I then made my way through through the Gothic Quarter towards the Picasso Museum. The walk was a little lengthier than I imagined it would be, probably because I made a few pictorial detours / got lost a few times.
The Picasso Museum, among other places such as the Montjuïc Castle I visited the day before, is free to the public on Sundays after 3pm. I got into the very long line that had already formed all along the alley. A staff member showed up and let us know it was about an hour and a half wait from our position in line. It would have been too late for me at this point to make it to the photography walk at Travel Bar and a lot of other places seemed closed for Sunday, so I decided to stick it out. I got all day for you, Picasso. All day.
I passed the time by writing on the cork postcards from Sintra that I had kept with me and watching a pair of elderly Asian ladies get completely enthralled by these one-handed clappers that vendors were selling on the street. They weren’t very good, lol, but they bought one each and continued to practice. It was so adorable, haha.
When I got to the entrance, I noticed small print on the television screens saying university students were FREE. What! How did I miss that piece of information on the website? In any case, I was already there and the actual wait time ended up being only about 30 minutes. I got an audio guide for €5 which was definitely worth it. The museum is way more massive than I was expecting it to be and the audio guide went through how his different surroundings would influence his work during certain periods in his life. The museum has a great layout and its clear to see the evolution of his artistic style and interests.

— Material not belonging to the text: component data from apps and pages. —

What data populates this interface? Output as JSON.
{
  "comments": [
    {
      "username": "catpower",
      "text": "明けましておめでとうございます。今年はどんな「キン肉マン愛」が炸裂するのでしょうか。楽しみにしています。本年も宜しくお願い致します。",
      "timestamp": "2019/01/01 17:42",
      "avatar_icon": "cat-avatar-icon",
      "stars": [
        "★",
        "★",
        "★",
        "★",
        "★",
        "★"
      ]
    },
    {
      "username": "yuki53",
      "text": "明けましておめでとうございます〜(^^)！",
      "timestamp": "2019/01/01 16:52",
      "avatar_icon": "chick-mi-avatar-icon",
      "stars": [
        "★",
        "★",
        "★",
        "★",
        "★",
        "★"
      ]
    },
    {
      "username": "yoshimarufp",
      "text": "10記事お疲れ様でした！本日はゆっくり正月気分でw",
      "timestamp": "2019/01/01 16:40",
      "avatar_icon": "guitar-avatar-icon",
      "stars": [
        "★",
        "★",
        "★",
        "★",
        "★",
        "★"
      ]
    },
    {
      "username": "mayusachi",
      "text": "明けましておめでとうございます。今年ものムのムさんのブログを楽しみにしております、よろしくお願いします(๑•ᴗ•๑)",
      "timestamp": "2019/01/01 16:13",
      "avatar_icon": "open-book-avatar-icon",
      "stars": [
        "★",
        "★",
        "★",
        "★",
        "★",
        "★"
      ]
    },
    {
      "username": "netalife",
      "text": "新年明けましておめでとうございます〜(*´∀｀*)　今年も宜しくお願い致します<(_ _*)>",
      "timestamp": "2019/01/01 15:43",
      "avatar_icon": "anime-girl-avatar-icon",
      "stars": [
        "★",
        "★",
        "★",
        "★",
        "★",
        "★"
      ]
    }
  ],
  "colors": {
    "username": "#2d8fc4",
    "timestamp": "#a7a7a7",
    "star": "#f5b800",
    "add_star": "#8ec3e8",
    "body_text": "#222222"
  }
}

I was pretty astonished to see the diversity of his work as I had only really seen a little bit of his blue and rose period and Las Meninas days before. Standouts to me were “Science and Charity”, his work during his stay in Paris focused on the artistic motif of the embrace, “Mother and Child by the Sea”, “Woman with Mantilla”, “Blanquita Suarez”, and “The Studio at La Californie” series. He also had some ceramic designs.
Very sadly (though understandably), there is a strict ‘no photography’ rule inside the museum. There were a couple of times I noticed others discreetly nabbing quick photos, and they were approached by a worker every time.

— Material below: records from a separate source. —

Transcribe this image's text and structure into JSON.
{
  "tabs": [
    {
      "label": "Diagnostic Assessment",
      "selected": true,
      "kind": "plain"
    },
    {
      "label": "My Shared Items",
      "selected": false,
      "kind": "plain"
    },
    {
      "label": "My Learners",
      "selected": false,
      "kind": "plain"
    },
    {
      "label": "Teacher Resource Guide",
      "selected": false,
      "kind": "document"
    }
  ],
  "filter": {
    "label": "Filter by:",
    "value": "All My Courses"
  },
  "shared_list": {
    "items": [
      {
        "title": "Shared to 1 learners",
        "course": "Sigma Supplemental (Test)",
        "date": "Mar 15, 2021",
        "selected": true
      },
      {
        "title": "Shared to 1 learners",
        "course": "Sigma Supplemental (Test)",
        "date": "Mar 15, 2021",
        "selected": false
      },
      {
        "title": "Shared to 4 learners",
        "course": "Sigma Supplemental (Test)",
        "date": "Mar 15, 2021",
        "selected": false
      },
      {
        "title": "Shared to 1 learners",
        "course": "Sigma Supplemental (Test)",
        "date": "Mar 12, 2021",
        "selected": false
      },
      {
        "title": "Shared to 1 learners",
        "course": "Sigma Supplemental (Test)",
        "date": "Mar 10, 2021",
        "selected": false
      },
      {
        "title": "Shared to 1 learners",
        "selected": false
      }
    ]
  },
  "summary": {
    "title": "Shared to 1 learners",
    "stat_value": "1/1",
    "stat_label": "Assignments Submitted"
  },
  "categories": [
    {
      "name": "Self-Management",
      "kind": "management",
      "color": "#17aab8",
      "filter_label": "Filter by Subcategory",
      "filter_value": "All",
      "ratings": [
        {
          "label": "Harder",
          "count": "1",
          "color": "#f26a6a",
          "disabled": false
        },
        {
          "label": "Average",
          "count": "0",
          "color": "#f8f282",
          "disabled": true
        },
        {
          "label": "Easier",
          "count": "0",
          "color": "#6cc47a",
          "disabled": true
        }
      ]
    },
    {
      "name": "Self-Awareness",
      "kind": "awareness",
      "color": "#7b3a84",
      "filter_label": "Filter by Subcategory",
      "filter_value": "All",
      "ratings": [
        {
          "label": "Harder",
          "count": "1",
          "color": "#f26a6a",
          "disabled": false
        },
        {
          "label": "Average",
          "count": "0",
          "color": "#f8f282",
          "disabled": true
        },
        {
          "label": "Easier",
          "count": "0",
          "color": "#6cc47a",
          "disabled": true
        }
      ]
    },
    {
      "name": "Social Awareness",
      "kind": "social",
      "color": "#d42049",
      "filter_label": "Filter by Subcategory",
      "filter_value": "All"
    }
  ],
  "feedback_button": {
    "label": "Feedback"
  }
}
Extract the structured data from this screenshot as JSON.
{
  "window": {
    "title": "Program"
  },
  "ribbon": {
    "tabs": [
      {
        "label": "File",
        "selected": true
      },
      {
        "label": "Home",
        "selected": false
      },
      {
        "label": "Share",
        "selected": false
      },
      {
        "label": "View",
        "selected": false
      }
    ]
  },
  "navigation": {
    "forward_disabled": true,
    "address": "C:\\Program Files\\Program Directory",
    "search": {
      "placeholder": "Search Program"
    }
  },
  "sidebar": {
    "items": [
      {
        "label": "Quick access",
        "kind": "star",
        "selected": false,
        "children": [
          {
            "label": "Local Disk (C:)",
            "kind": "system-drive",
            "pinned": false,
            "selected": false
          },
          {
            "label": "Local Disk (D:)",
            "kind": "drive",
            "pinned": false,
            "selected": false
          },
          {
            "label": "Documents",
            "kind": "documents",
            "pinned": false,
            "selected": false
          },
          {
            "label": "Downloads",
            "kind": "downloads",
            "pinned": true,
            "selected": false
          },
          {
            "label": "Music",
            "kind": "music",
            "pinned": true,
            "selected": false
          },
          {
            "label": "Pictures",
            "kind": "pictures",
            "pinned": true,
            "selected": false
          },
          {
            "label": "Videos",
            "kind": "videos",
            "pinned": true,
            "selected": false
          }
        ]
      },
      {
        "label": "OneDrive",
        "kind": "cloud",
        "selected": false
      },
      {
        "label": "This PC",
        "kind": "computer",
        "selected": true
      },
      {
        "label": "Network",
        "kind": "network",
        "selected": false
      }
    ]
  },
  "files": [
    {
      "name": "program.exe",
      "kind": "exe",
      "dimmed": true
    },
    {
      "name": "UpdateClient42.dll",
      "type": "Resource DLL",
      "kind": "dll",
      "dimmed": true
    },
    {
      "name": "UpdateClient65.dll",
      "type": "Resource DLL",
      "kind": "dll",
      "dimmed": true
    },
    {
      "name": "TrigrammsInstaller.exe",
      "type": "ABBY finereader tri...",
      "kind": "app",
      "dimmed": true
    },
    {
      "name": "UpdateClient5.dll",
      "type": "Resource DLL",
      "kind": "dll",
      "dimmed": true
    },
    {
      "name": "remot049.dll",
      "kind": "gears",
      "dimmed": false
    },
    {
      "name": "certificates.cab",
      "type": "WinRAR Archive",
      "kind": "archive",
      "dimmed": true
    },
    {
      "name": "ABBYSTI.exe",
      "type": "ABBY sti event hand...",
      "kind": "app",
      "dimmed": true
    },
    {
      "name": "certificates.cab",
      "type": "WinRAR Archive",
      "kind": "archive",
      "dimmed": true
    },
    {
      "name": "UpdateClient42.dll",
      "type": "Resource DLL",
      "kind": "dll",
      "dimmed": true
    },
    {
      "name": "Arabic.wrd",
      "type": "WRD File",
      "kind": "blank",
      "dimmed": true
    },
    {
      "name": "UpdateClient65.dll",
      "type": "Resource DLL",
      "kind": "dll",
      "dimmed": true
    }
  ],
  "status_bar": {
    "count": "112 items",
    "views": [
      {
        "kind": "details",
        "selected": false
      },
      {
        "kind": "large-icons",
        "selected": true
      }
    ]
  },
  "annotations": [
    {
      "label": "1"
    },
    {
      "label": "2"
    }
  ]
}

I spent almost two and a half hours in the museum, taking frequent sitting breaks towards the end. I then made my way to Park Ciutadella for a re-visit, but sadly found that the large central fountain for my photo quest was under renovations. :( Instead, I explored the park a little more properly than last time and found myself in a large square with nappers, picnickers, drummers, hula hoopers, bubble makers, doggies, jugglers, and a tap dance dance off. I also found a statue with a heart-shape drawn on its butt! Scandal~
I also had a work task assigned to me for the Columbus project that included a short elevator ride up the Columbus monument for €4.50. It’s actually a little pricey for the limited sights and short stay up there. Here are some of the sights:
I couldn’t believe how early it still was, lol. I rested on one of the steps at the foot of the Columbus monument before deciding to check out Marina Port Vell and walk over Rambla del Mar to the other side.
As the sun started to set, I then decided it was time for dinner and settled for a restaurant on Parallel. I ordered the Galician octopus with smoked paprika and virgin oil. It was no longer warm and pretty salty. :/ It was so salty that I decided to have the bread the server gave me to go with, and luckily he didn’t charge me extra for it. Service also took a while so I was out here for a little bit longer than I wanted to be. Man, I really make inconsistent choices when it comes to eating out while traveling, lol.
On my way back to the apartment, I saw a man bathing himself at a water fountain that I didn’t notice before on the street. This would actually become important the next day.